Planetary science. Two areas of great interest to Astrobiology are the effects of major impacts on the history of life and the effects of secular changes in Earth’s orbital parameters on climate and the evolution of the biosphere. The first is being investigated through the discovery and characterization of impact deposits in undisturbed sedimentary sequences. For example, thick spherule beds with anomalous iridium and chromium isotope ratios provide evidence for the frequency of devastating impacts in early Archean times (Anbar et al., in press; Shukolyukov et al., in press). In the second case, long numerical integrations of Solar System dynamics are being tested through the stratigraphic record of distinctive climatic events which are reflected in global changes in ocean chemistry. An unexpected outcome of this research has been the discovery of the sensitivity of orbital calculations to the ways in which some components of the system are approximated. As a result, we are rewriting the codes from first principles and plan to test and apply the results of long numerical integrations to problems on both Earth and Mars.
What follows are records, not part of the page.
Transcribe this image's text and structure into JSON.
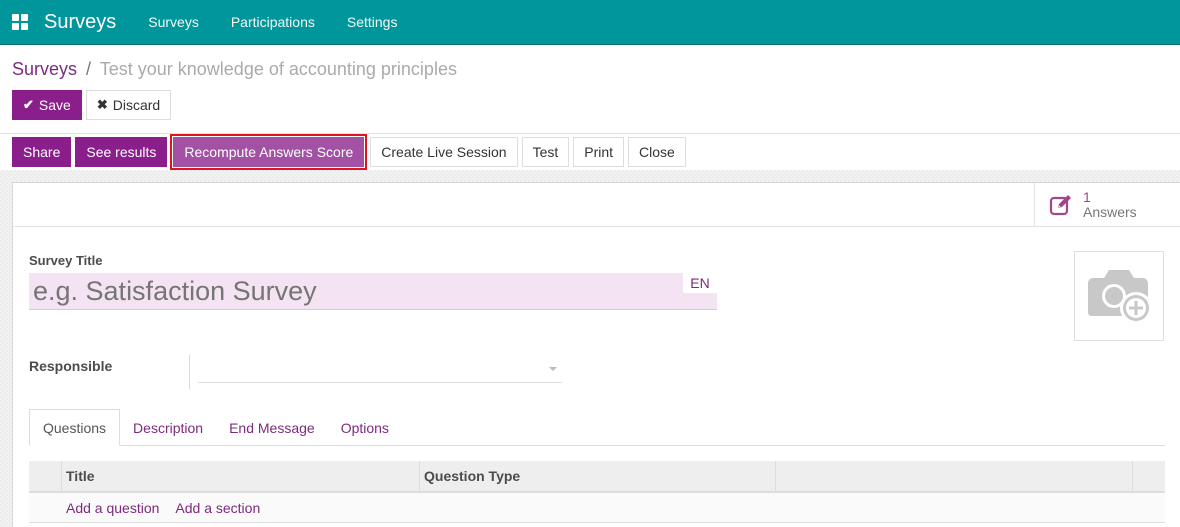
{
  "navbar": {
    "app_name": "Surveys",
    "menu": [
      "Surveys",
      "Participations",
      "Settings"
    ],
    "color": "#00969c"
  },
  "breadcrumb": {
    "parent": "Surveys",
    "separator": "/",
    "current": "Test your knowledge of accounting principles"
  },
  "edit_buttons": {
    "save": "Save",
    "discard": "Discard"
  },
  "header_buttons": {
    "share": "Share",
    "see_results": "See results",
    "recompute": "Recompute Answers Score",
    "create_live_session": "Create Live Session",
    "test": "Test",
    "print": "Print",
    "close": "Close"
  },
  "stat_button": {
    "value": "1",
    "label": "Answers"
  },
  "form": {
    "title_label": "Survey Title",
    "title_placeholder": "e.g. Satisfaction Survey",
    "title_value": "",
    "lang": "EN",
    "responsible_label": "Responsible",
    "responsible_value": ""
  },
  "tabs": [
    {
      "label": "Questions",
      "active": true
    },
    {
      "label": "Description",
      "active": false
    },
    {
      "label": "End Message",
      "active": false
    },
    {
      "label": "Options",
      "active": false
    }
  ],
  "questions_table": {
    "columns": [
      "Title",
      "Question Type",
      ""
    ],
    "rows": [],
    "add_question": "Add a question",
    "add_section": "Add a section"
  },
  "colors": {
    "primary": "#8a1e8a",
    "highlight_outline": "#e0141e",
    "link": "#7c2b7e"
  }
}
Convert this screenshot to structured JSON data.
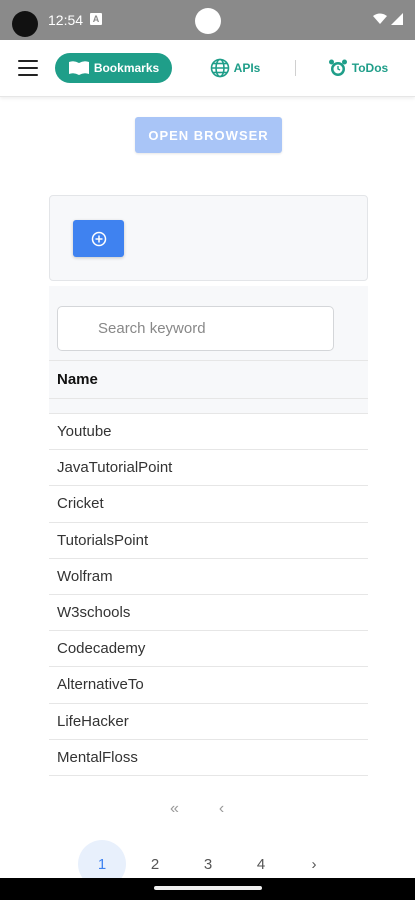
{
  "status_bar": {
    "time": "12:54",
    "notification_icon": "a-notification-icon",
    "letter": "A"
  },
  "nav": {
    "tabs": [
      {
        "label": "Bookmarks",
        "icon": "book-open-icon",
        "active": true
      },
      {
        "label": "APIs",
        "icon": "globe-icon",
        "active": false
      },
      {
        "label": "ToDos",
        "icon": "alarm-clock-icon",
        "active": false
      }
    ]
  },
  "open_browser_label": "OPEN BROWSER",
  "search": {
    "placeholder": "Search keyword",
    "value": ""
  },
  "table": {
    "column_header": "Name",
    "rows": [
      "Youtube",
      "JavaTutorialPoint",
      "Cricket",
      "TutorialsPoint",
      "Wolfram",
      "W3schools",
      "Codecademy",
      "AlternativeTo",
      "LifeHacker",
      "MentalFloss"
    ]
  },
  "pagination": {
    "first": "«",
    "prev": "‹",
    "pages": [
      "1",
      "2",
      "3",
      "4"
    ],
    "active_page": "1",
    "next": "›"
  },
  "colors": {
    "accent_teal": "#1f9e89",
    "primary_blue": "#3f82f0",
    "disabled_blue": "#a9c5f7"
  }
}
Solar System exploration. The sequential loss of the Mars Climate Orbiter (MCO) and Mars Polar Lander (MPL) has seriously disrupted the UCLA program in Astrobiology. However, the operations facility that was constructed in the Science and Technology Research Building (STRB) for the MPL mission, and the core personnel that ran that facility, are resources that should not be squandered at this stage. We are supporting this endeavor by providing modest bridging funds to allow graduate students who were brought on board to work on data from the MCO and MPL missions to develop new research projects, and to help with a transition to new experiments and missions. Planned work on MOC images of the polar layered deposits will combine image analysis with numerical studies of the eccentricity and obliquity of Mars.